However, in Extremistan, events are not Gaussian. One rare event may dwarf all other events. Book authors are from Extremistan: the best-selling author sells way more books than the second best-selling author, and a handful of authors account for most of the sales. In Extremistan, removing one sample can potentially change mean very drastically. In an extreme example, he considers a turkey. Every day of the year the family brings him food and he is happy and well fed. But on Thanksgiving Day morning, there is no food and he is killed and eaten for dinner. Whether the turkey includes Thanksgiving Day in his sample drastically alters his outcome.
It turns out that many events that we think are from Mediocristan are really from Extremistan. Events are Mediocristan are defined by a certain “gravity:" a force that acts to limit deviations from the norm; there are simply serious practial factors that limit how heavy a person can realistically get (access to food, money for food, the weight-bearing capacity of our muscular-skeleto system, etc.). Events in Extremistan do not have this gravity. Individual book buyers, for instance, are free to all buy the same book if they wish; in fact, many do. As it turns out, instead of a Gaussian distribution clustered about a mean, the distribution in Extremistan is often more like a power law: the most frequent events drop off quickly and sharply, leaving a long tail of fairly unlikely events. Effectively, the popular events are wildly popular, and all the rest are pretty much unknown.

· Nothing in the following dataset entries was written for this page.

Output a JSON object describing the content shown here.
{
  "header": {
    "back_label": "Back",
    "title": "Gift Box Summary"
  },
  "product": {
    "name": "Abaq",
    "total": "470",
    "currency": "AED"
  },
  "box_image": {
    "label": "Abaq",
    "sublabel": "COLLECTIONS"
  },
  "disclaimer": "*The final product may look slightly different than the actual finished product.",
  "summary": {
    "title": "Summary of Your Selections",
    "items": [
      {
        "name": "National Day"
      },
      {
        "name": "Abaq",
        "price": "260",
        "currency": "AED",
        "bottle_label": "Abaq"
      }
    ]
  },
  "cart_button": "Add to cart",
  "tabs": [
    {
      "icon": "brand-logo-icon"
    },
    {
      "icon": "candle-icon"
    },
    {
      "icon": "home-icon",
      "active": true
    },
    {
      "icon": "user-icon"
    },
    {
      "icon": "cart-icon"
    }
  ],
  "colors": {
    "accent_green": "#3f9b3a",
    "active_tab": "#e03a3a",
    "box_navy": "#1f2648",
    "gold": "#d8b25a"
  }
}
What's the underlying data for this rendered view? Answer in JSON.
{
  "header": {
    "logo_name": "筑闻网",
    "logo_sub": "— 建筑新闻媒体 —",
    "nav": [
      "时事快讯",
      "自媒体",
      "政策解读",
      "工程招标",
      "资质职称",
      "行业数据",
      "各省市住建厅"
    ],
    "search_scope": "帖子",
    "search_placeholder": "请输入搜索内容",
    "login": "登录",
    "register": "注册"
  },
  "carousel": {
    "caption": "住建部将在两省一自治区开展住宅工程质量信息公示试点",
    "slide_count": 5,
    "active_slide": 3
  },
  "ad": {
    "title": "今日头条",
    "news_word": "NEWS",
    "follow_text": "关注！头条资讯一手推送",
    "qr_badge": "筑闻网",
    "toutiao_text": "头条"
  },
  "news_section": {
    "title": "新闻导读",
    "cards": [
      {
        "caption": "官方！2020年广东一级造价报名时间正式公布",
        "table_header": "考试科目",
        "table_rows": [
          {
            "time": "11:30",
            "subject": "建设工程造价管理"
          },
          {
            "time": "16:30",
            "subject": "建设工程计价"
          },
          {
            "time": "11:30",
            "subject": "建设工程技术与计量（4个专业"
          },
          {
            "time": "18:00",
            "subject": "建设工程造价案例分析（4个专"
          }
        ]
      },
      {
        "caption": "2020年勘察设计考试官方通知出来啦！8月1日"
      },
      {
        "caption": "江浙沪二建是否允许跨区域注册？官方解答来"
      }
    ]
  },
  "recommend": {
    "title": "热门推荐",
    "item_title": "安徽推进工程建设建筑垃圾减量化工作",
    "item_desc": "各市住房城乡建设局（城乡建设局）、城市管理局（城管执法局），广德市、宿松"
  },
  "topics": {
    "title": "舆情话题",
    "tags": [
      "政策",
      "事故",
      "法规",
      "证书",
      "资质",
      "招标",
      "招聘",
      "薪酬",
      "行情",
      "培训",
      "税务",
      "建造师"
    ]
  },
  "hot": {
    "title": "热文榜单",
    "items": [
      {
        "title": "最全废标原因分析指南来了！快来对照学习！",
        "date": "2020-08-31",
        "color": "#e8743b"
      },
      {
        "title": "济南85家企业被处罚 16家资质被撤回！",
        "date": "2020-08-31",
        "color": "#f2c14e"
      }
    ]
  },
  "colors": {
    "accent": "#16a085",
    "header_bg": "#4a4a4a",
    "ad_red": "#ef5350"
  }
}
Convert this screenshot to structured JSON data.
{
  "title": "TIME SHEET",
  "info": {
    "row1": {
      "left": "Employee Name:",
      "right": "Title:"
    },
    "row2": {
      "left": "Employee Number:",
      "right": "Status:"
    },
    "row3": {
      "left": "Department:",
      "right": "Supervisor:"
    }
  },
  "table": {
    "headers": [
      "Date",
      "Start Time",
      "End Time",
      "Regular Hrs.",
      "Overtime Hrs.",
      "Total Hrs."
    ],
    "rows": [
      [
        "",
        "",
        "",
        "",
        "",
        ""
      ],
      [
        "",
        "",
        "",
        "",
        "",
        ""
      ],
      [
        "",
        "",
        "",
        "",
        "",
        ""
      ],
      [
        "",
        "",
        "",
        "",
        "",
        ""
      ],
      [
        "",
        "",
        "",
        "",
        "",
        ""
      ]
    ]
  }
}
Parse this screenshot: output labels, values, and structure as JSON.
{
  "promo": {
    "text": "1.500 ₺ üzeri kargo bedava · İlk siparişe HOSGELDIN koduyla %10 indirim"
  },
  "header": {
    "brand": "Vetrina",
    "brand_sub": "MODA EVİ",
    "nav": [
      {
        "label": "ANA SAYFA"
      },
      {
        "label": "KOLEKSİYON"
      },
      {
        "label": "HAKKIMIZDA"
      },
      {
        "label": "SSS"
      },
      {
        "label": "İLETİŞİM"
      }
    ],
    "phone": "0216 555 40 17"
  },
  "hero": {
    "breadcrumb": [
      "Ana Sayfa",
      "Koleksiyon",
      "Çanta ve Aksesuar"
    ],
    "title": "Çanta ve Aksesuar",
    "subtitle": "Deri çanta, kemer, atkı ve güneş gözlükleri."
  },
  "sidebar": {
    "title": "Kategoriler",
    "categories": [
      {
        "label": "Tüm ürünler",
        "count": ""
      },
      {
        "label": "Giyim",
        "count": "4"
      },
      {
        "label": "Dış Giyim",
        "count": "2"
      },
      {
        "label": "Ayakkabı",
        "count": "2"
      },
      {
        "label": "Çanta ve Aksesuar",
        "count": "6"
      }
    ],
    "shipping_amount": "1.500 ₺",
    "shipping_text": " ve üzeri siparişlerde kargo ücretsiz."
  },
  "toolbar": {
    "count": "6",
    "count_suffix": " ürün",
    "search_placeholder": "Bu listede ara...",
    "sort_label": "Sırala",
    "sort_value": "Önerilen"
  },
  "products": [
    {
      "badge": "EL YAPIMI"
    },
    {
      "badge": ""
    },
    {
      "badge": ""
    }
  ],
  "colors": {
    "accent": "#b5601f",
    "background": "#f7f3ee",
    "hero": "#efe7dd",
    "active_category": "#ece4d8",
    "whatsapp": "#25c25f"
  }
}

There are several practical consequences to this. First, it seems that we as humans tend to assume that randomness takes a Gaussian shape, that things revert to their mean. For events in Extremistan we must not assume this; we must assume that there may be an unlikely event that, if it happens, dominates everything else. If you are a book author, that unlikely event is becoming a best-seller, so do not count on being the rare event. Assume that you will be the normal, low-selling long tail. If you are a book publisher and you have a best-seller, assume that the next will not be.
The second practical consequence is to limit your exposure to unlikely events that have a serious negative downside and expose yourself to unlikely events that have are large upside. In the late 1990s a hedge fund called Long-Term Capital Management assumed that price differences were Gaussian (because the math is tractable that way; there are no formulae that work in Extremistan). One day the price difference were not Gaussian for long enough that LTCM lost more money than it had made in it’s history. It went bankrupt and nearly took the U.S. financial system with it. They were exposed to a negative event that was unlikely, but catastropic. Some unlikely events are good, though, and it may be worth having a steady, but small, drain if every so often one of those exposures gives you a huge gain.
The third consequence is that we cannot necessarily take credit for our successes (or give credit to others). We may have simply been riding the coat-tails of a rare event that catapaulted us to greatness. The successful may not be successful because of what they did (although their diligence, discipline, hard work, etc. enabled them to capitalize on the opportunity); much of success is simply luck.
Taleb does not give any good method of determining if a particular process is in Extremistan. However, it is known that a power law distribution occurs whenever individual actors can choose what to do. The sizes of cities, for example, follow a power law. People can choose which cities to live in, and people often choose to live in a city because of what other people have already chosen. So if choice is involved, the process is likely from Extremistan. On the other hand, if natural processes are involved, there is some “gravity” and it is likely to be from Mediocristan.
Black Swan is an interesting a readable discussion of probability and the mistakes we often make in dealing with randomness. However, it has a number of serious flaws. The foremost is that the book is steeped with Taleb’s intellectual arrogance. Part of that makes for fun reading, as he skewers pretty much every well-known school of thought. Equally strong, however, is the belief that skeptical rationalism is the one true religion, that anyone who looks at the world otherwise is full of themselves. Taleb makes sure the reader understands that he only hangs out with the enlightened intellectuals, not the deluded wannabes. Ironically, this leads to a sense that it is Taleb who is full of himself and prone to be ignoring something big himself. The ideas are useful to incorporate, but perhaps choose someone else as a role model: it seems awful lonely up at the pinnacle of intellectual thought.
Ultimately, Black Swan comes down to several fairly simple ideas (even though Taleb cautions us to not attempt to pull out a cohesive, sure-to-be-oversimplified idea). First, the unlikely, unpredictable events can dominate our fortunes. Second, Extremistan is more frequent than we think. When distilled down to this, the book seems rather obvious, yet while in some sense we intuitively know this, we still live our lives assuming things will revert to normalcy. Taleb’s work is a very readable discussion showing that we need to get over that idea.
Informative, but a little hand-wavy (especially for someone so enamored with skepticism). This is hardly a ground-breaking treatise, but it does serve to awaken one’s thinking to the idea that our life is often shaped by the big events and that we should be aware of their existence, even if we are unable to predict them. The intellectual arrogance is somewhat troublesome, but it is an easy read.